YOUNGSTOWN, Ohio (WYTV) - Teaching a college class can be a challenging job, but for one Youngstown State University professor, his students don't just get a grade when they finished his course, they also get a resume.
This week's Hometown Hero R.J Thompson is a professional graphic design artist and assistant professor in YSU's art department. His experience ranges from running design departments to owning his own company.
Thompson said when he started at YSU, he wanted to give students the chance to get professional experience, as well as education. This led to the creation of Youngstown Design Works -- a student-led graphic and interactive design agency that provides creative solutions to Mahoning Valley region non-profit organizations, small businesses and startup companies.
The program lets students create designs for businesses all over the Valley, giving them not only college credits but also building their resumes.

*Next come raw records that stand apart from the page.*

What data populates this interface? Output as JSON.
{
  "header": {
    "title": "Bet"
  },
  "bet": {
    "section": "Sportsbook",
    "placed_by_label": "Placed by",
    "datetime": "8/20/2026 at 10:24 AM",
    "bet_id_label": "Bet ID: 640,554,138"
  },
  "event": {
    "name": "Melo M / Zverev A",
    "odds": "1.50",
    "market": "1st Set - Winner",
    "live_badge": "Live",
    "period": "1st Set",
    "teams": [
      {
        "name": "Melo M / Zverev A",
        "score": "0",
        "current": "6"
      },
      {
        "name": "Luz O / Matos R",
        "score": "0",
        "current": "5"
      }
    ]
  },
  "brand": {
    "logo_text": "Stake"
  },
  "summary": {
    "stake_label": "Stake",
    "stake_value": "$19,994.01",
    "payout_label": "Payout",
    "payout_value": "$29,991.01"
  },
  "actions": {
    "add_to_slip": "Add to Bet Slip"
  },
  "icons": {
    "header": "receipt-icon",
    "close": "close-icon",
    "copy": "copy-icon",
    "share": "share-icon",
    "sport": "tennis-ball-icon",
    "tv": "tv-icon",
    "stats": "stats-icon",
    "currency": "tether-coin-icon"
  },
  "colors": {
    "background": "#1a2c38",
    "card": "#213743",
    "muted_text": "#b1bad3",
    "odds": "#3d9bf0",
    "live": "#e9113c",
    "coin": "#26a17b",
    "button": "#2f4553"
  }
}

"When they have an interview with a prospective employer, the employer may say, 'Oh, what class did you do this for?' and they say, 'No, this is real. This is absolutely real,'" Thompson said.
YSU senior Lindsay Ller said she was glad to be given the opportunity to work with Youngstown Design Works.
"That's your work, seeing it out there helping a small businesses grow... That's really cool," she said.
All money received for work done by students for various clients goes right back into sustaining the program. Even more satisfying for Thompson is serving the Mahoning Valley.
In addition to helping businesses like the Alzheimer Network and Big Cricket Farms with branding and logo design, Youngstown Design Works also played a role in the rebranding and marketing efforts of the City of Youngstown and the Salem Public Library.
"It makes me feel great. I absolutely love the impact and the influence that Youngstown Design Works has; and I absolutely love how this community, however broad it may be, is embracing design as a solution to marketing problems, their communication issues, and there's a greater appreciation for design as a result," Thompson said.
At the end of the day, Thompson said the biggest reward is how the program helps the young artists.
"The greater meaning here is our students are more valued. They're valued in the business community," he said. "So, for example, they don't have to go to a major market like Pittsburgh, or Columbus,or Cincinnati to get a design job. They can get one here, or create their own here."